“We need an anti-terrorism strategy that does not merely pay lip-service to the defense of human rights but is built on it,” Annan said. “That is why secret prisons have no place in our struggle against terrorism, and why all places where terrorism suspects are detained must be accessible to the International Committee of the Red Cross. Leading promoters of human rights undermine their own influence when they fail to live up to these principles.”
As part of its “war on terror,” the US government has repeatedly “disappeared” those it accuses of terrorism and held them in secret prisons without access to Red Cross representatives as part of its “war on terror.” It has also flouted the international ban on torture by authorizing certain abusive interrogation techniques.
In a parting shot clearly directed at the Bush administration, Annan warned, too, against making exceptions to the rules on torture. “Once we adopt a policy of making exceptions to these rules or excusing breaches of them, no matter how narrow, we are on a slippery slope. The line cannot be held half way down. We must defend it at the top.”
Annan also expressed his dismay at the failures of the new Human Rights Council in Geneva, which he helped bring into existence in the hope that it would reinvigorate the UN’s human rights work. In practice, this has not happened. Annan welcomed the recent decision to address the Darfur crisis, but criticized the council’s one-sided focus on Israel to the exclusion of many other issues, which has damaged the council in its first few months of existence.
Annan noted the continuing importance of addressing country-specific situations, which some on the council want to move away from. Responding to those who want to deprive the council of its most powerful weapon, Annan affirmed that some governments “will continue to merit condemnation.”
He delivered a ringing call, especially to African leaders, to build a Human Rights Council that lives up to its promise. “Unless Africa wholeheartedly embraces the inviolability of human rights, its struggle for security and development will not succeed,” Annan said. “Many African governments are still resisting the responsibility to protect. Many, even among the most democratic, are still reluctant to play their role in the Human Rights Council by speaking out impartially against all abuses. They can, and must, do more.”
Annan praised the role of non-governmental organizations worldwide. “Without the spotlight you shine, abuses would go unnoticed,” he said. “In return, we must do everything to protect you from harassment, intimidation and reprisal, so you can carry on your vital work.”
Kenneth Roth, executive director of Human Rights Watch, introduced Annan for the speech at the Lincoln Center’s Rose Theater in New York. “As secretary-general, Annan has placed human rights at the top of the UN’s agenda,” said Roth. “He will be a hard act to follow.
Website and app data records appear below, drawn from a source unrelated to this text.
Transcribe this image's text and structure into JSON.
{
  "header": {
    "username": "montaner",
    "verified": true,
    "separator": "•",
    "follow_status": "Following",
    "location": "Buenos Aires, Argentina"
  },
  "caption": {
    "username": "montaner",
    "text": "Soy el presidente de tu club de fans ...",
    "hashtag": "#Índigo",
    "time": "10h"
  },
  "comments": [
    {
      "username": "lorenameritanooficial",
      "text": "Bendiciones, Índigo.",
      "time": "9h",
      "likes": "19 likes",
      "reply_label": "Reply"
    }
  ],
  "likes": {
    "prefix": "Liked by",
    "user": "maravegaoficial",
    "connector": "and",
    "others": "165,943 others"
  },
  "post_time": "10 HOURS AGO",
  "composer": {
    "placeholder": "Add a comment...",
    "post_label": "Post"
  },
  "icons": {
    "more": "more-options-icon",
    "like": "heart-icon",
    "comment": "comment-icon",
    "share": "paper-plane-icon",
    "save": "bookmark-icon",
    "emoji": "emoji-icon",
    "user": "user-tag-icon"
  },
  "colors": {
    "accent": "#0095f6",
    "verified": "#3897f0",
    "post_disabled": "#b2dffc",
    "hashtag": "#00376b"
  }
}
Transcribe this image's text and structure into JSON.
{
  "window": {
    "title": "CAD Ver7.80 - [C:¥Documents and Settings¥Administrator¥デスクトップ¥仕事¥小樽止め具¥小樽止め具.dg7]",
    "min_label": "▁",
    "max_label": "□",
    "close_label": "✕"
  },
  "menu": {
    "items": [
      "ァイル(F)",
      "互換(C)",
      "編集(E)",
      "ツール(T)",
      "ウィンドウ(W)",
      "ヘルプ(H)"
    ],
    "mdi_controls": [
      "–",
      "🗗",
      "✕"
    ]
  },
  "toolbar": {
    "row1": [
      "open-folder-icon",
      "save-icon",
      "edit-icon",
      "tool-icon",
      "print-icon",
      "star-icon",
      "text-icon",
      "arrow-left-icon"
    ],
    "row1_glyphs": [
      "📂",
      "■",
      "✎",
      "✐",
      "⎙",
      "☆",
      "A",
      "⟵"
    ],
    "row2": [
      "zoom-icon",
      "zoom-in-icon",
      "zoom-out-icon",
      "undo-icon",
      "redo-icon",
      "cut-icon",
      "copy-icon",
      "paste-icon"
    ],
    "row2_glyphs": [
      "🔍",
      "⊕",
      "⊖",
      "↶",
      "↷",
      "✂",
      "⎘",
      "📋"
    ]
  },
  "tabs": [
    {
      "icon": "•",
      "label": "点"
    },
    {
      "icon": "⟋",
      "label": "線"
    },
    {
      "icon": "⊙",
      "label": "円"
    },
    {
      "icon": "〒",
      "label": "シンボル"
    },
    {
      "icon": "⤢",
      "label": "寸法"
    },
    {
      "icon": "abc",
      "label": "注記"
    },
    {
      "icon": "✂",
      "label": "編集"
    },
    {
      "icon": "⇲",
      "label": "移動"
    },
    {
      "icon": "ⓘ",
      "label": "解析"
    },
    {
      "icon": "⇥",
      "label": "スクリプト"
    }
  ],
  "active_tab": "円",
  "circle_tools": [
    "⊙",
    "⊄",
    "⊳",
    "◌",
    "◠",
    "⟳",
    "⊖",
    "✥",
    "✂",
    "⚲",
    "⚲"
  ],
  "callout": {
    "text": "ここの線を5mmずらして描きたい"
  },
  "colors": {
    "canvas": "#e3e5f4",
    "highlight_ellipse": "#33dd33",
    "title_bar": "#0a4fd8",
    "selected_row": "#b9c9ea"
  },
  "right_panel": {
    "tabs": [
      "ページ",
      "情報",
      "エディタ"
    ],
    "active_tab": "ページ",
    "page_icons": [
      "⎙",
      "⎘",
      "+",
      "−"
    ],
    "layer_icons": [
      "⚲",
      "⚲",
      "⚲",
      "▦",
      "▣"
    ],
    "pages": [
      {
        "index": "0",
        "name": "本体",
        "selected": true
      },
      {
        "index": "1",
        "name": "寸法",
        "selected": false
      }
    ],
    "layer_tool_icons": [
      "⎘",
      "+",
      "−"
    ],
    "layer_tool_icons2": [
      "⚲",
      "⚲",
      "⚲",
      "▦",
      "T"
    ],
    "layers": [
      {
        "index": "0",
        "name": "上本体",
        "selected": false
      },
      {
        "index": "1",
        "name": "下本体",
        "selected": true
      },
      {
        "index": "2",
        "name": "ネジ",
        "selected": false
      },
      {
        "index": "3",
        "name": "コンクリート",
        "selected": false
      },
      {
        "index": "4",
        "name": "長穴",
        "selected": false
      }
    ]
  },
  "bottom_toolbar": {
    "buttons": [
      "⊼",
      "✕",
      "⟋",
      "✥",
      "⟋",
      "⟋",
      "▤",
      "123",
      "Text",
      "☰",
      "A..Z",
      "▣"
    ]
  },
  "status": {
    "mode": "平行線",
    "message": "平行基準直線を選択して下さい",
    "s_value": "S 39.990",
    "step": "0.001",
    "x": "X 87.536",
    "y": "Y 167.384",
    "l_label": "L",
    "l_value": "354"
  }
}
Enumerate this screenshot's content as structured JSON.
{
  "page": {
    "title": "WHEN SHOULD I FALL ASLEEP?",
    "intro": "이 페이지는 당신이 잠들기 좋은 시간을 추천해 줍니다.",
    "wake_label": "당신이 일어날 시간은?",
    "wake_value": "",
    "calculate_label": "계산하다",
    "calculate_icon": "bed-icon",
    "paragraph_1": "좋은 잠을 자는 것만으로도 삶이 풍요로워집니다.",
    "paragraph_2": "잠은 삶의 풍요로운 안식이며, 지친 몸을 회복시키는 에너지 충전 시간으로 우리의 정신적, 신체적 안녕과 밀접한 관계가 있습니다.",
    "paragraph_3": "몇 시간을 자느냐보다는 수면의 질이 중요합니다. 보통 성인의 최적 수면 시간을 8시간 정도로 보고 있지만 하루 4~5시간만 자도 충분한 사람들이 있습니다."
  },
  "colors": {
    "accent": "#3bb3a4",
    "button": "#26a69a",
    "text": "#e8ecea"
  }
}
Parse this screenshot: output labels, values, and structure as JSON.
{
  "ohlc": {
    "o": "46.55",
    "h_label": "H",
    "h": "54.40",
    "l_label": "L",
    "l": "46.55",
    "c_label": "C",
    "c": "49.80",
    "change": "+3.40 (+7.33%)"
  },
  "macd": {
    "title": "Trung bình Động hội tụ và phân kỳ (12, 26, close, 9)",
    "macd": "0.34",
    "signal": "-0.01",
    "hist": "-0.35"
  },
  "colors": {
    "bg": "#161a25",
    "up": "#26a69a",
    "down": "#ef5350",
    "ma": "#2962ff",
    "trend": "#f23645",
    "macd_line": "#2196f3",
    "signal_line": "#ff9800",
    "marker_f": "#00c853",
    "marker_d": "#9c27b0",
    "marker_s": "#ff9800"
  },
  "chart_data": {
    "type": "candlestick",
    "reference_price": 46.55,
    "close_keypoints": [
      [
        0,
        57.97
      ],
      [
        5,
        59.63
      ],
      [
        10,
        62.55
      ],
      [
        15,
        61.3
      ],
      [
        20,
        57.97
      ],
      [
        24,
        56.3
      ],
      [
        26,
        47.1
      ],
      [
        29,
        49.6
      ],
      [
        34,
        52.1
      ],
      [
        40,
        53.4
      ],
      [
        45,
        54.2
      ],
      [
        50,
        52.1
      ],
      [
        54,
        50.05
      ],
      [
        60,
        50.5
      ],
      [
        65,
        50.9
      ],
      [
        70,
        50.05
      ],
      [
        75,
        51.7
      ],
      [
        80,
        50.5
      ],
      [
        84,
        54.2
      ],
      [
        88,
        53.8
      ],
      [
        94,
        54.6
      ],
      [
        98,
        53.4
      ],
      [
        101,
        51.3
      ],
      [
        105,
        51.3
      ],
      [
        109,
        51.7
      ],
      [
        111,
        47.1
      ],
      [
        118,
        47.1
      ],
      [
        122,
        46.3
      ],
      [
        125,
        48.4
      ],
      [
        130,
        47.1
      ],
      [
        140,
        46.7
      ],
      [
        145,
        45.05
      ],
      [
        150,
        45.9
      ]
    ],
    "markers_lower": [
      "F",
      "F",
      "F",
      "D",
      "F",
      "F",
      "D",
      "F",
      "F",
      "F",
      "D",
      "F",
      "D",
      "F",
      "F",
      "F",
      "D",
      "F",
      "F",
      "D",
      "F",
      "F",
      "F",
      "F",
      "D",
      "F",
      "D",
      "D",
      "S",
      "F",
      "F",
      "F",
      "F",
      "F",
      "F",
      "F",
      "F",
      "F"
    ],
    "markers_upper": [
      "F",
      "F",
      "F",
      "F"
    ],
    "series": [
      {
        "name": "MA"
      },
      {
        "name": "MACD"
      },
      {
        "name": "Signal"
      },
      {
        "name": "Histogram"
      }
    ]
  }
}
But we look to Ban Ki-Moon to continue Annan’s strong, outspoken leadership on human rights.”